Challenging wells have been drilled recently utilizing advanced real time tools and techniques to optimize drilling operation while reducing risk and increasing safety. Moreover, the real time tools and techniques help identify upcoming drilling problems using real time data before they occur. Real time drilling analysis begins when real time drilling data are available and transmitted to the office locations via a remote server. The data can then be interpreted and analyzed by the engineers implementing various models for appropriate decision making. Lately, real time bit wear estimation has been a challenge in drilling a well to reach to the highest drilling performance and avoid bringing serious problems to the bit.

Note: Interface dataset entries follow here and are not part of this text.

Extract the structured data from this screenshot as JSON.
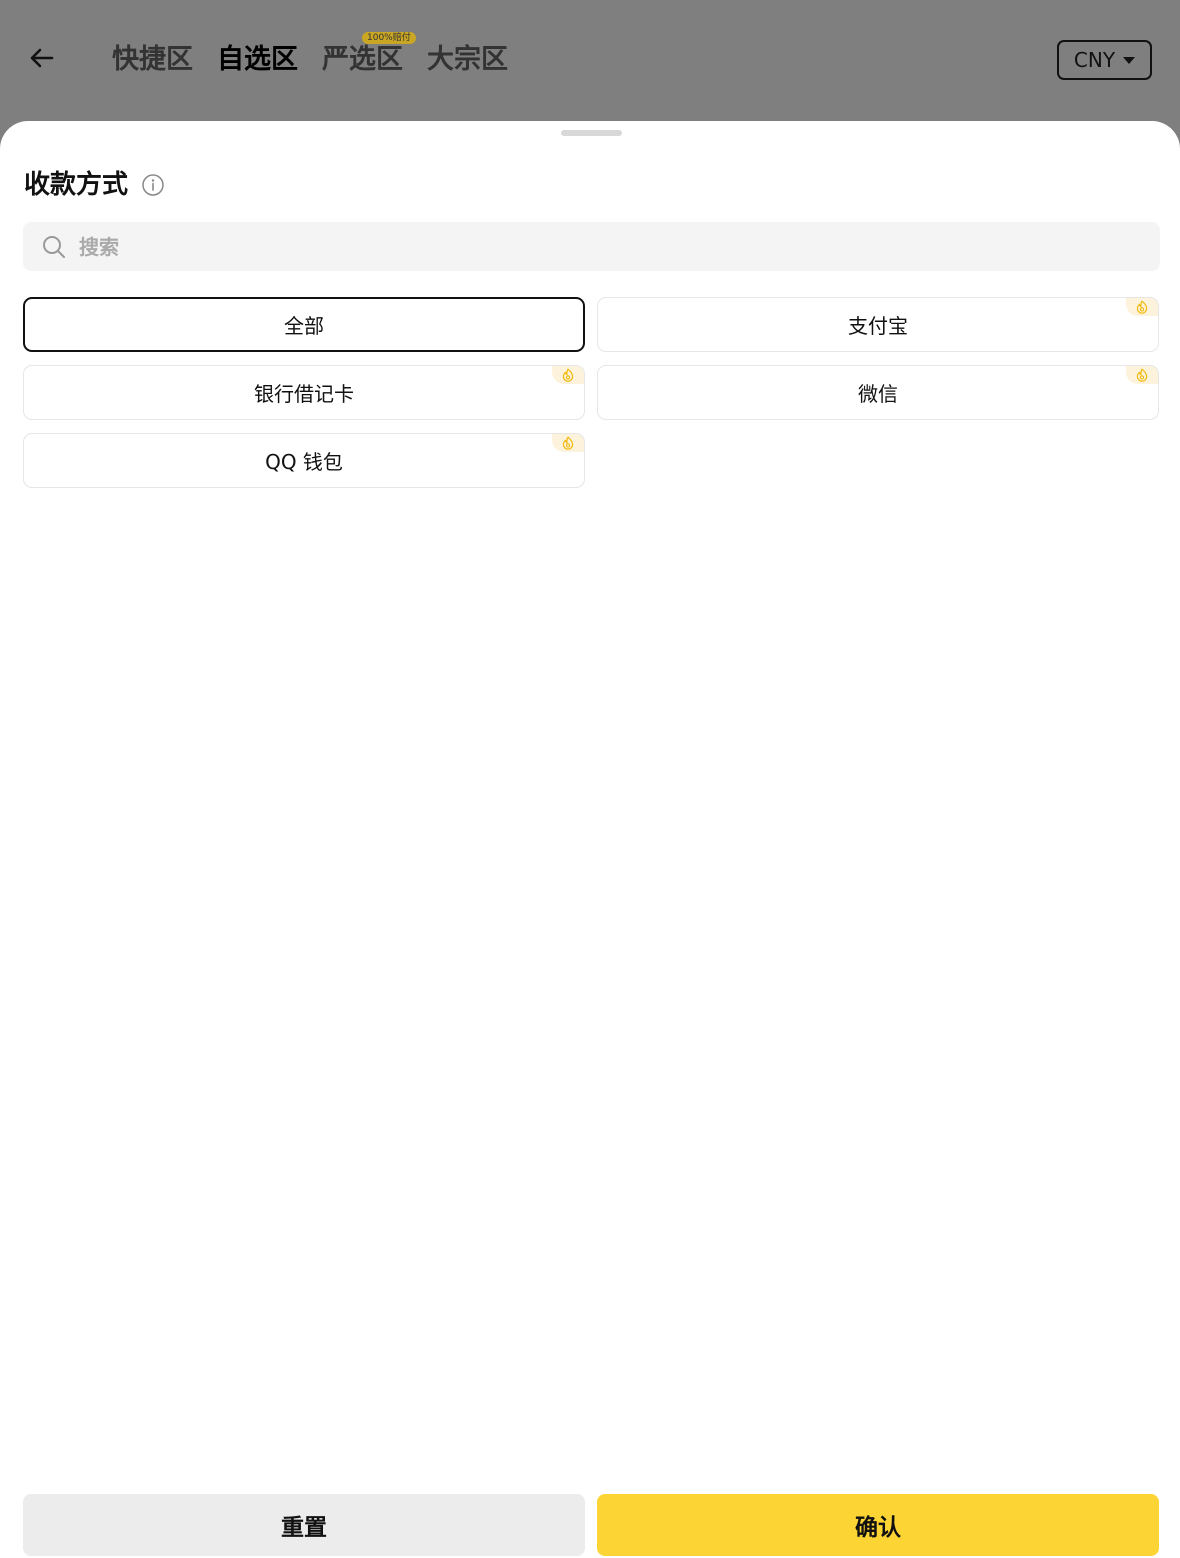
{
  "header": {
    "tabs": [
      {
        "label": "快捷区"
      },
      {
        "label": "自选区",
        "active": true
      },
      {
        "label": "严选区",
        "badge": "100%赔付"
      },
      {
        "label": "大宗区"
      }
    ],
    "currency": "CNY"
  },
  "sheet": {
    "title": "收款方式",
    "search_placeholder": "搜索",
    "options": [
      {
        "label": "全部",
        "selected": true,
        "hot": false
      },
      {
        "label": "支付宝",
        "selected": false,
        "hot": true
      },
      {
        "label": "银行借记卡",
        "selected": false,
        "hot": true
      },
      {
        "label": "微信",
        "selected": false,
        "hot": true
      },
      {
        "label": "QQ 钱包",
        "selected": false,
        "hot": true
      }
    ],
    "reset_label": "重置",
    "confirm_label": "确认"
  },
  "colors": {
    "accent": "#fcd535",
    "hot_icon": "#f0b90b",
    "overlay": "#7f7f7f"
  }
}
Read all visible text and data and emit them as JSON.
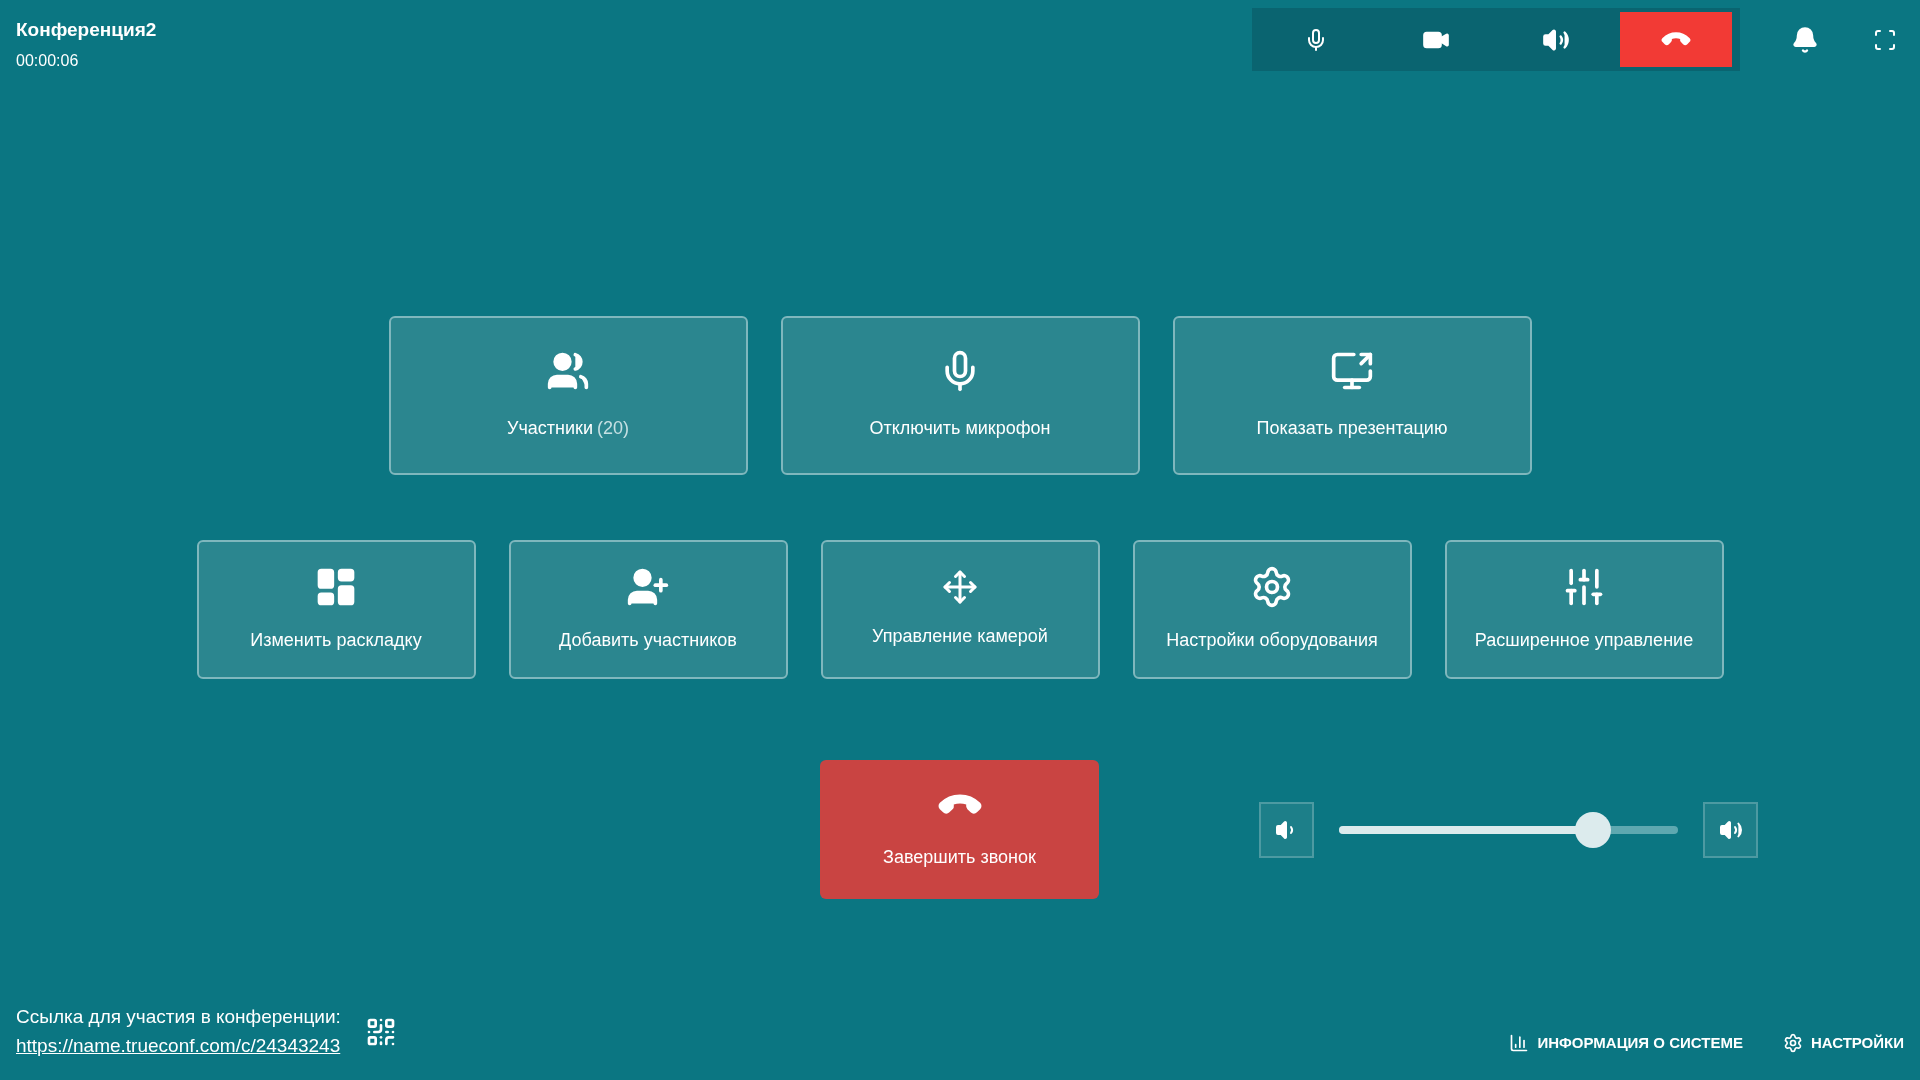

It has been shown that the combination of Mechanical Specific Energy (MSE) and drilling rate models can be used for real time bit wear estimation while drilling. As MSE does not take the bit wear effect into account while drilling rate or rate of penetration (ROP) models do, their difference can be used to monitor and identify bit wear status while bit is in the hole. This paper demonstrates a new form of a developed model to predict bit wear status while drilling which is built by combining rock energy (MSE) model with a newly developed drilling rate model for roller cone bits as well as a previously developed model for PDC bits. Rock confined compressive strength (CCS) is obtained from ROP models and used in conjunction with MSE values to predict bit wear trend. Several bit run sections from offset wells in Alberta, Canada were tested utilizing the model and final results are compared with the reported bit wear outs from the field. Encouraging results show that this methodology can be applied to detect changes in drilling efficiency by monitoring bit wear trend in real time while drilling.